### Work item:
Return every record exactly. Omit nothing.

### Source data:
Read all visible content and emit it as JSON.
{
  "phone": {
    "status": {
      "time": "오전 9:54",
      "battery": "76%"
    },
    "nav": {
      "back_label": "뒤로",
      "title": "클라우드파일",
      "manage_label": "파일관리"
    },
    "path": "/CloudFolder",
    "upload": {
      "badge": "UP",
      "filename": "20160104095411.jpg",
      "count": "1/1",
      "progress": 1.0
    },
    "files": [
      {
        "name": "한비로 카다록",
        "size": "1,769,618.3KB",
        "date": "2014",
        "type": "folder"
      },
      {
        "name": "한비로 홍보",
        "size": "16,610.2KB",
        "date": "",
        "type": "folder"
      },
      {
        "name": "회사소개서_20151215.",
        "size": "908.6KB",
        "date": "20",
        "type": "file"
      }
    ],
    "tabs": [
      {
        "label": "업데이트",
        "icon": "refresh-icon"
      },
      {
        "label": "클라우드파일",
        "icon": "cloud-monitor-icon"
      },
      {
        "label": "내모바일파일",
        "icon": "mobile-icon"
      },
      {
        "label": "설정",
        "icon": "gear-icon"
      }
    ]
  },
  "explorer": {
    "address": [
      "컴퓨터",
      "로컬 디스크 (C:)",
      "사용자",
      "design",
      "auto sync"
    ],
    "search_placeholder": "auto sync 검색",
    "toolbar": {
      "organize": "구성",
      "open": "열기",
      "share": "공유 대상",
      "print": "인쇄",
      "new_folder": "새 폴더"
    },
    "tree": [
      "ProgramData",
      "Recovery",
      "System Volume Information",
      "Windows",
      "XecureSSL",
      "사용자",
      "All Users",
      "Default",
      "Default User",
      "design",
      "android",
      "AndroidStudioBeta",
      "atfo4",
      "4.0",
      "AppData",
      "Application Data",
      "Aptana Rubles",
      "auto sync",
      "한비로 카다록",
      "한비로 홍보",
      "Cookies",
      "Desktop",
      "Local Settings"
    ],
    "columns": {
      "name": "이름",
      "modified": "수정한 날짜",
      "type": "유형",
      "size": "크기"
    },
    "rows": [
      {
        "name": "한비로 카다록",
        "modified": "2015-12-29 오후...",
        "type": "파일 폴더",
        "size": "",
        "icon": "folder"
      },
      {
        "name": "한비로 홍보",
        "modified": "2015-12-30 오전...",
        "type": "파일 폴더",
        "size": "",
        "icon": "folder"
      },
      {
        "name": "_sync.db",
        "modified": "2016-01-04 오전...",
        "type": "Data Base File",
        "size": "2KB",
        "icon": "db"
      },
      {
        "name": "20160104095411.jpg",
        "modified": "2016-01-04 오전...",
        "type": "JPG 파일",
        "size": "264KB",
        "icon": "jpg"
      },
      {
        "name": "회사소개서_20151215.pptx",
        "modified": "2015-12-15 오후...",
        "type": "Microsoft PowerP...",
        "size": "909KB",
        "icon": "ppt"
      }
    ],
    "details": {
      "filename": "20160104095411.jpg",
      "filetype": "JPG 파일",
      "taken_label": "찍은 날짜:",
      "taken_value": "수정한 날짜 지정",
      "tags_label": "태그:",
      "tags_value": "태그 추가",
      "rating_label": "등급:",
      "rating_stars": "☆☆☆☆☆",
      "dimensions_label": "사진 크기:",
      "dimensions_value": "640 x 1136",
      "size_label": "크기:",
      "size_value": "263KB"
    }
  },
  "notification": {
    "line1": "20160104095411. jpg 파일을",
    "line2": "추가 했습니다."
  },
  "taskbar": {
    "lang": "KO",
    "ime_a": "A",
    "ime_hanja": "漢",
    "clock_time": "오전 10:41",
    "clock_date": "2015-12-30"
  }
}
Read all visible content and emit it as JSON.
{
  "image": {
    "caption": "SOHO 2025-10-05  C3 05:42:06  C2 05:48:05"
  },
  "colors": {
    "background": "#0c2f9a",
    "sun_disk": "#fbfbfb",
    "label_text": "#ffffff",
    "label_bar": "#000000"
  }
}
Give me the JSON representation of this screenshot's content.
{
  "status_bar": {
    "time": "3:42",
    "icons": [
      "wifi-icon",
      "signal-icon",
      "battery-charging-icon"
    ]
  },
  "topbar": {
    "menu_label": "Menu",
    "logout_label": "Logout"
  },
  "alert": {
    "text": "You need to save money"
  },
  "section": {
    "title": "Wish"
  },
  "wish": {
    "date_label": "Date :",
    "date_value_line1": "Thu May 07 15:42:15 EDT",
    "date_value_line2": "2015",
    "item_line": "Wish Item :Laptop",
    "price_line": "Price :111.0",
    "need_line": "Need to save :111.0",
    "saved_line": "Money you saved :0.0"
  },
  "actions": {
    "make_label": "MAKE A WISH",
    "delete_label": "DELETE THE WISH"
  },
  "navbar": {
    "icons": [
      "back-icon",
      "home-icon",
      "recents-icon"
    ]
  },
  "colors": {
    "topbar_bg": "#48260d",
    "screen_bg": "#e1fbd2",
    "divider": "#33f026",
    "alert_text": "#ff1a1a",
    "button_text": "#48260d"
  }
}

### Task solution:
Read all visible content and emit it as JSON.
{
  "phone": {
    "status": {
      "time": "오전 9:54",
      "battery": "76%"
    },
    "nav": {
      "back_label": "뒤로",
      "title": "클라우드파일",
      "manage_label": "파일관리"
    },
    "path": "/CloudFolder",
    "upload": {
      "badge": "UP",
      "filename": "20160104095411.jpg",
      "count": "1/1",
      "progress": 1.0
    },
    "files": [
      {
        "name": "한비로 카다록",
        "size": "1,769,618.3KB",
        "date": "2014",
        "type": "folder"
      },
      {
        "name": "한비로 홍보",
        "size": "16,610.2KB",
        "date": "",
        "type": "folder"
      },
      {
        "name": "회사소개서_20151215.",
        "size": "908.6KB",
        "date": "20",
        "type": "file"
      }
    ],
    "tabs": [
      {
        "label": "업데이트",
        "icon": "refresh-icon"
      },
      {
        "label": "클라우드파일",
        "icon": "cloud-monitor-icon"
      },
      {
        "label": "내모바일파일",
        "icon": "mobile-icon"
      },
      {
        "label": "설정",
        "icon": "gear-icon"
      }
    ]
  },
  "explorer": {
    "address": [
      "컴퓨터",
      "로컬 디스크 (C:)",
      "사용자",
      "design",
      "auto sync"
    ],
    "search_placeholder": "auto sync 검색",
    "toolbar": {
      "organize": "구성",
      "open": "열기",
      "share": "공유 대상",
      "print": "인쇄",
      "new_folder": "새 폴더"
    },
    "tree": [
      "ProgramData",
      "Recovery",
      "System Volume Information",
      "Windows",
      "XecureSSL",
      "사용자",
      "All Users",
      "Default",
      "Default User",
      "design",
      "android",
      "AndroidStudioBeta",
      "atfo4",
      "4.0",
      "AppData",
      "Application Data",
      "Aptana Rubles",
      "auto sync",
      "한비로 카다록",
      "한비로 홍보",
      "Cookies",
      "Desktop",
      "Local Settings"
    ],
    "columns": {
      "name": "이름",
      "modified": "수정한 날짜",
      "type": "유형",
      "size": "크기"
    },
    "rows": [
      {
        "name": "한비로 카다록",
        "modified": "2015-12-29 오후...",
        "type": "파일 폴더",
        "size": "",
        "icon": "folder"
      },
      {
        "name": "한비로 홍보",
        "modified": "2015-12-30 오전...",
        "type": "파일 폴더",
        "size": "",
        "icon": "folder"
      },
      {
        "name": "_sync.db",
        "modified": "2016-01-04 오전...",
        "type": "Data Base File",
        "size": "2KB",
        "icon": "db"
      },
      {
        "name": "20160104095411.jpg",
        "modified": "2016-01-04 오전...",
        "type": "JPG 파일",
        "size": "264KB",
        "icon": "jpg"
      },
      {
        "name": "회사소개서_20151215.pptx",
        "modified": "2015-12-15 오후...",
        "type": "Microsoft PowerP...",
        "size": "909KB",
        "icon": "ppt"
      }
    ],
    "details": {
      "filename": "20160104095411.jpg",
      "filetype": "JPG 파일",
      "taken_label": "찍은 날짜:",
      "taken_value": "수정한 날짜 지정",
      "tags_label": "태그:",
      "tags_value": "태그 추가",
      "rating_label": "등급:",
      "rating_stars": "☆☆☆☆☆",
      "dimensions_label": "사진 크기:",
      "dimensions_value": "640 x 1136",
      "size_label": "크기:",
      "size_value": "263KB"
    }
  },
  "notification": {
    "line1": "20160104095411. jpg 파일을",
    "line2": "추가 했습니다."
  },
  "taskbar": {
    "lang": "KO",
    "ime_a": "A",
    "ime_hanja": "漢",
    "clock_time": "오전 10:41",
    "clock_date": "2015-12-30"
  }
}
Read all visible content and emit it as JSON.
{
  "image": {
    "caption": "SOHO 2025-10-05  C3 05:42:06  C2 05:48:05"
  },
  "colors": {
    "background": "#0c2f9a",
    "sun_disk": "#fbfbfb",
    "label_text": "#ffffff",
    "label_bar": "#000000"
  }
}
Give me the JSON representation of this screenshot's content.
{
  "status_bar": {
    "time": "3:42",
    "icons": [
      "wifi-icon",
      "signal-icon",
      "battery-charging-icon"
    ]
  },
  "topbar": {
    "menu_label": "Menu",
    "logout_label": "Logout"
  },
  "alert": {
    "text": "You need to save money"
  },
  "section": {
    "title": "Wish"
  },
  "wish": {
    "date_label": "Date :",
    "date_value_line1": "Thu May 07 15:42:15 EDT",
    "date_value_line2": "2015",
    "item_line": "Wish Item :Laptop",
    "price_line": "Price :111.0",
    "need_line": "Need to save :111.0",
    "saved_line": "Money you saved :0.0"
  },
  "actions": {
    "make_label": "MAKE A WISH",
    "delete_label": "DELETE THE WISH"
  },
  "navbar": {
    "icons": [
      "back-icon",
      "home-icon",
      "recents-icon"
    ]
  },
  "colors": {
    "topbar_bg": "#48260d",
    "screen_bg": "#e1fbd2",
    "divider": "#33f026",
    "alert_text": "#ff1a1a",
    "button_text": "#48260d"
  }
}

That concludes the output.